My Networking Isn’t Working. Why?
Everyone knows that networking is important in job search, but what if you’re having trouble making it work for you? In fact, many job hunters have problems with networking, especially early in their search. If you’re in that category, I have some suggestions for you.
But first, a question: can you get interviews without networking? If so, maybe networking is less important for you. Are you one of those lucky people who can do the entire search with job postings or recruiters?
If you can get interviews through ads and Internet job boards, count yourself as blessed. Most people can’t. If you can get one good interview from every 40 or fewer resume submissions, and you’re finding 20 or more appropriate ads or postings a week, networking may not be an essential part of your search.
Here’s the math. On average, it takes five appropriate interviews to land a job. If you’re hitting one interview for every 40 submissions and making 20 submissions a week, that would be an interview every second week and you would land in ten weeks. If you’re further out toward the tail of the bell curve and it takes eight interviews, that’s 16 weeks.
Now recruiters. If you sent resumes to ten recruiters and got one invitation to interview, maybe you should send out resumes to another batch of recruiters. You might get the offer on the first one, but remember that recruiters often present a slate of four to six candidates. You may not hit on the first try, so get more resumes out now.
On the other hand, suppose you sent resumes to 50 appropriate recruiters three weeks ago and haven’t heard from any of them. I hope you’re not just sitting and waiting. It’s time to start working harder on your networking, right?

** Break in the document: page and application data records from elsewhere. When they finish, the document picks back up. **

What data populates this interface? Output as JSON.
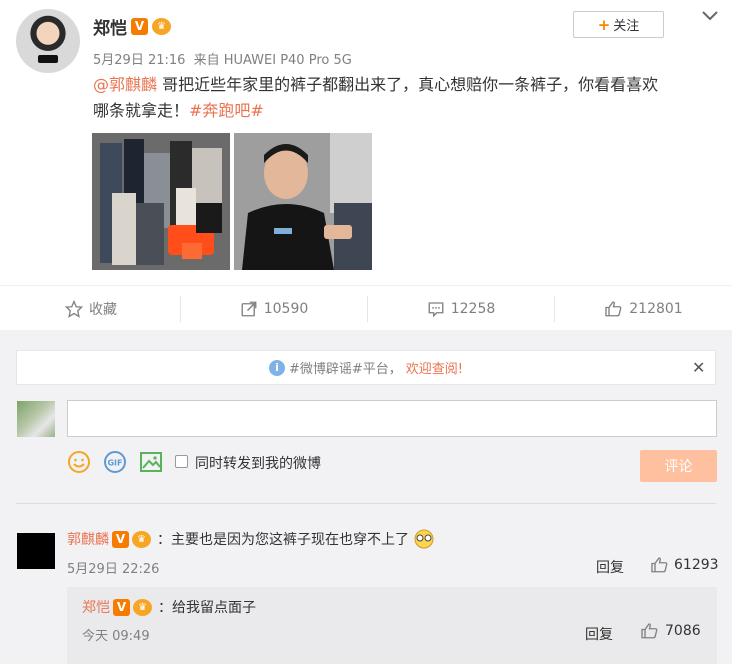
{
  "post": {
    "author": "郑恺",
    "time": "5月29日 21:16",
    "source": "来自 HUAWEI P40 Pro 5G",
    "follow_label": "关注",
    "content_mention": "@郭麒麟",
    "content_line1_rest": " 哥把近些年家里的裤子都翻出来了，真心想赔你一条裤子，你看看喜欢",
    "content_line2": "哪条就拿走！",
    "content_hashtag": "#奔跑吧#"
  },
  "actions": {
    "favorite_label": "收藏",
    "repost_count": "10590",
    "comment_count": "12258",
    "like_count": "212801"
  },
  "comment_area": {
    "notice_prefix": "#微博辟谣#平台，",
    "notice_welcome": "欢迎查阅!",
    "input_value": "",
    "forward_label": "同时转发到我的微博",
    "submit_label": "评论"
  },
  "comments": [
    {
      "author": "郭麒麟",
      "text": "：主要也是因为您这裤子现在也穿不上了",
      "time": "5月29日 22:26",
      "reply_label": "回复",
      "likes": "61293",
      "reply": {
        "author": "郑恺",
        "text": "：给我留点面子",
        "time": "今天 09:49",
        "reply_label": "回复",
        "likes": "7086"
      }
    }
  ],
  "icons": {
    "v_badge": "V",
    "crown_badge": "crown-icon"
  },
  "colors": {
    "accent": "#eb7350",
    "follow_plus": "#ff8200",
    "submit_bg": "#ffc09f",
    "comment_bg": "#f2f2f5"
  }
}
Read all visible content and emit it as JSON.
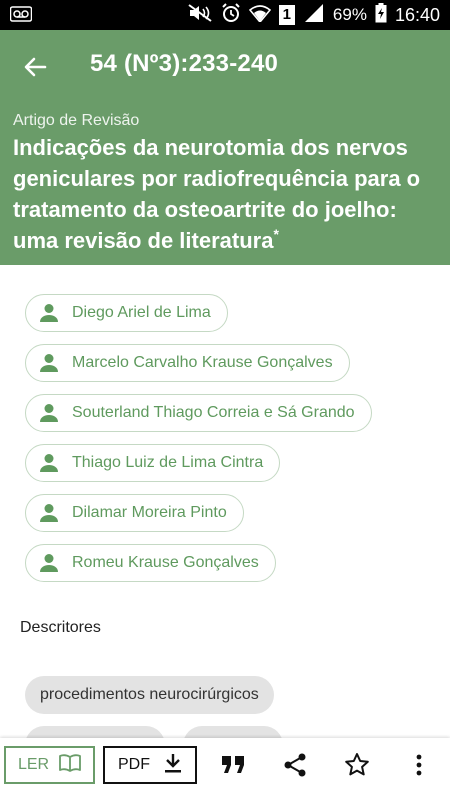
{
  "status_bar": {
    "battery_percent": "69%",
    "time": "16:40",
    "sim_badge": "1",
    "icons": [
      "voicemail-icon",
      "mute-icon",
      "alarm-icon",
      "wifi-icon",
      "signal-icon",
      "battery-charging-icon"
    ]
  },
  "app_bar": {
    "title": "54 (Nº3):233-240",
    "back_icon": "arrow-back-icon"
  },
  "article": {
    "section": "Artigo de Revisão",
    "title": "Indicações da neurotomia dos nervos geniculares por radiofrequência para o tratamento da osteoartrite do joelho: uma revisão de literatura",
    "title_mark": "*"
  },
  "authors": [
    "Diego Ariel de Lima",
    "Marcelo Carvalho Krause Gonçalves",
    "Souterland Thiago Correia e Sá Grando",
    "Thiago Luiz de Lima Cintra",
    "Dilamar Moreira Pinto",
    "Romeu Krause Gonçalves"
  ],
  "descriptors": {
    "heading": "Descritores",
    "tags": [
      "procedimentos neurocirúrgicos"
    ]
  },
  "toolbar": {
    "read_label": "LER",
    "pdf_label": "PDF",
    "icons": [
      "book-icon",
      "download-icon",
      "quote-icon",
      "share-icon",
      "star-outline-icon",
      "more-vert-icon"
    ]
  },
  "colors": {
    "primary": "#6a9c69",
    "chip_text": "#5f9a5e",
    "chip_border": "#c5d9c4",
    "tag_bg": "#e3e3e3"
  }
}
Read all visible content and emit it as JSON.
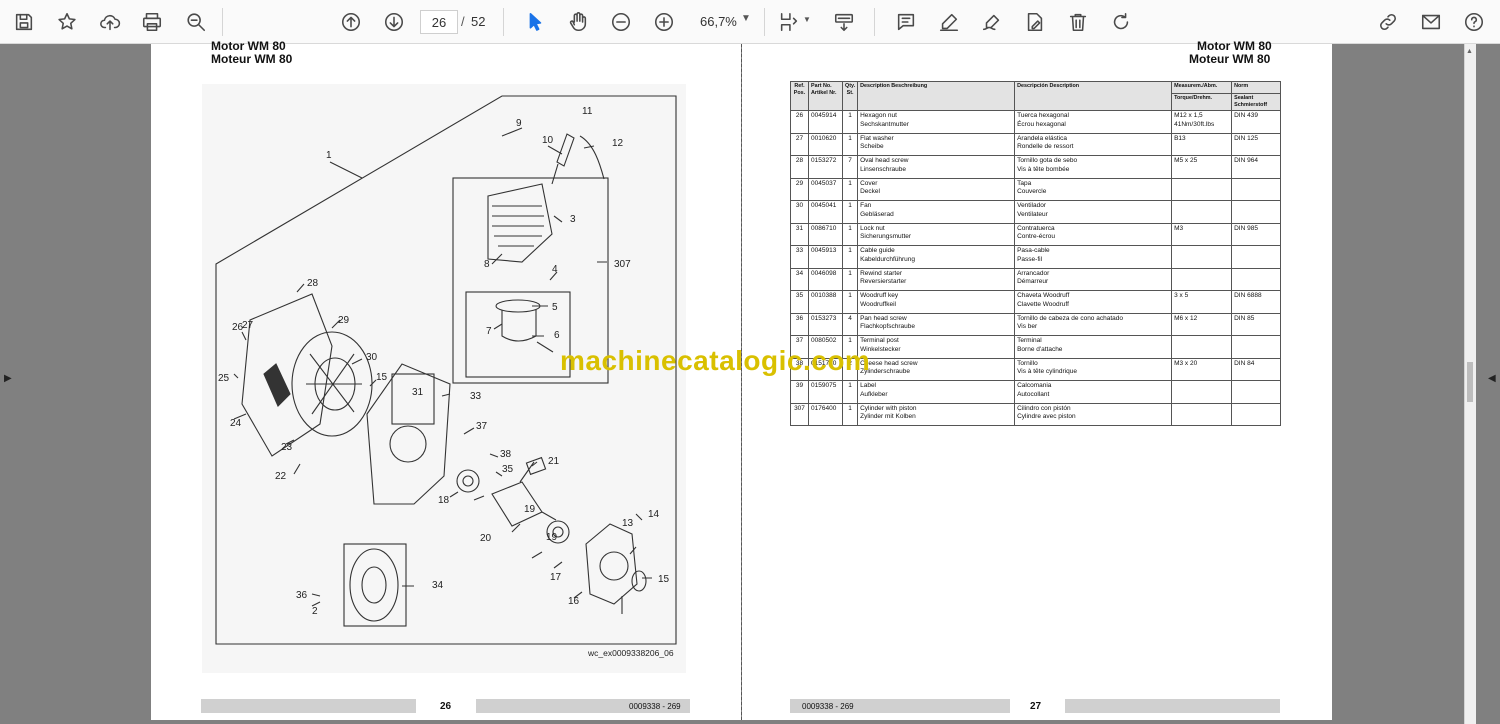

In that case, my first two questions are these: “Do you have a target list of at least 40 organizations on paper, and have you made a list of at least 100 people that you could potentially contact as part of your networking?”
Most people have more trouble with the 100 than with the 40. People usually start by saying that they don’t have 100. But they do. I’ve been doing this for 30 years and even young antisocial introverts who work in a cubicle all day and go home and watch TV alone every night have 100.
To make your list of 100, you may need to ask for help from a few people that you know well. The 100 do not need to be well-placed or in your home town. They can be anyone anywhere that you have easy access to on the phone.
If you don’t know what to do with these two central lists, you need to study up on networking some more. There are several thousand books on job search and most of them include material on networking. Maybe you should go read some. You could even read mine.
And talk to other job hunters about how they network, what works and what doesn’t. Social networking Internet sites like LinkedIn.com offer sophisticated tools for organizing contacts you may already have, and getting in touch with new ones. But please don’t assume that you can get the job done entirely on the Internet.
You need to talk to people.